Additive manufacturing of alumide jewellery
conference contributionposted on 14.12.2012 by D.J. de Beer, L. Becker, P. van der Walt, D. Mauchline, Ian Campbell, L.T. Dean
Any type of content contributed to an academic conference, such as papers, presentations, lectures or proceedings.

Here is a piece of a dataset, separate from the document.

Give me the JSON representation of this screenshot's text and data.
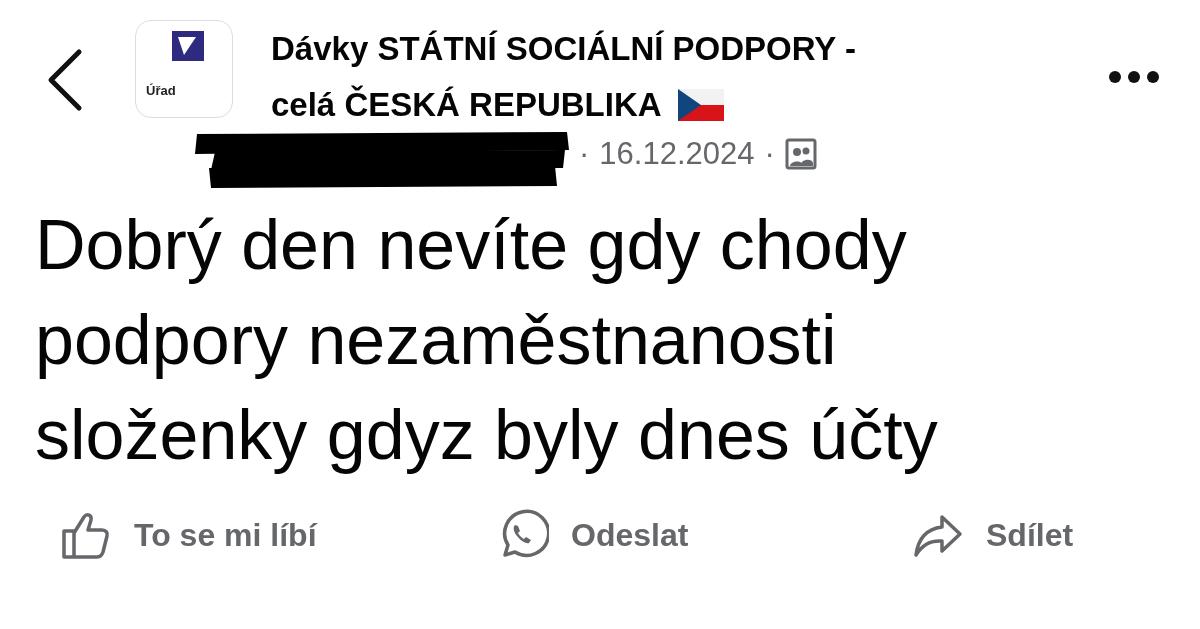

Additive Manufacturing (AM) has been used for various jewellery applications in the recent past - both through direct and indirect use of AM products. The typical trend for direct manufactured jewellery has however, been dominated by metals-based applications. Materialise, through their MGX collection, has helped to set a new trend of doing functional design / functional art through amongst others, direct laser sintered polymers. They have created a significant demand for direct manufactured products that are not possible to manufacture with conventional technologies. More importantly, some of these designs enable an element of personalisation, to lead to "bespoke art". Within a collaborative research project between De Montfort University (UK), Loughborough University (UK) and Vaal University of Technology (SA), one of the specific research outcomes was aimed at producing designs for direct AM jewellery in AlumideTM, an Aluminum and Nylon matrix. The objective was to go beyond complex shapes, to also create innovative techniques for insertion of gemstones in these designs, to result in limited production of "bespoke jewellery series". The paper and associated presentation will report on work in progress from the collaborative project, and will discuss first results, problem areas and future possibilities.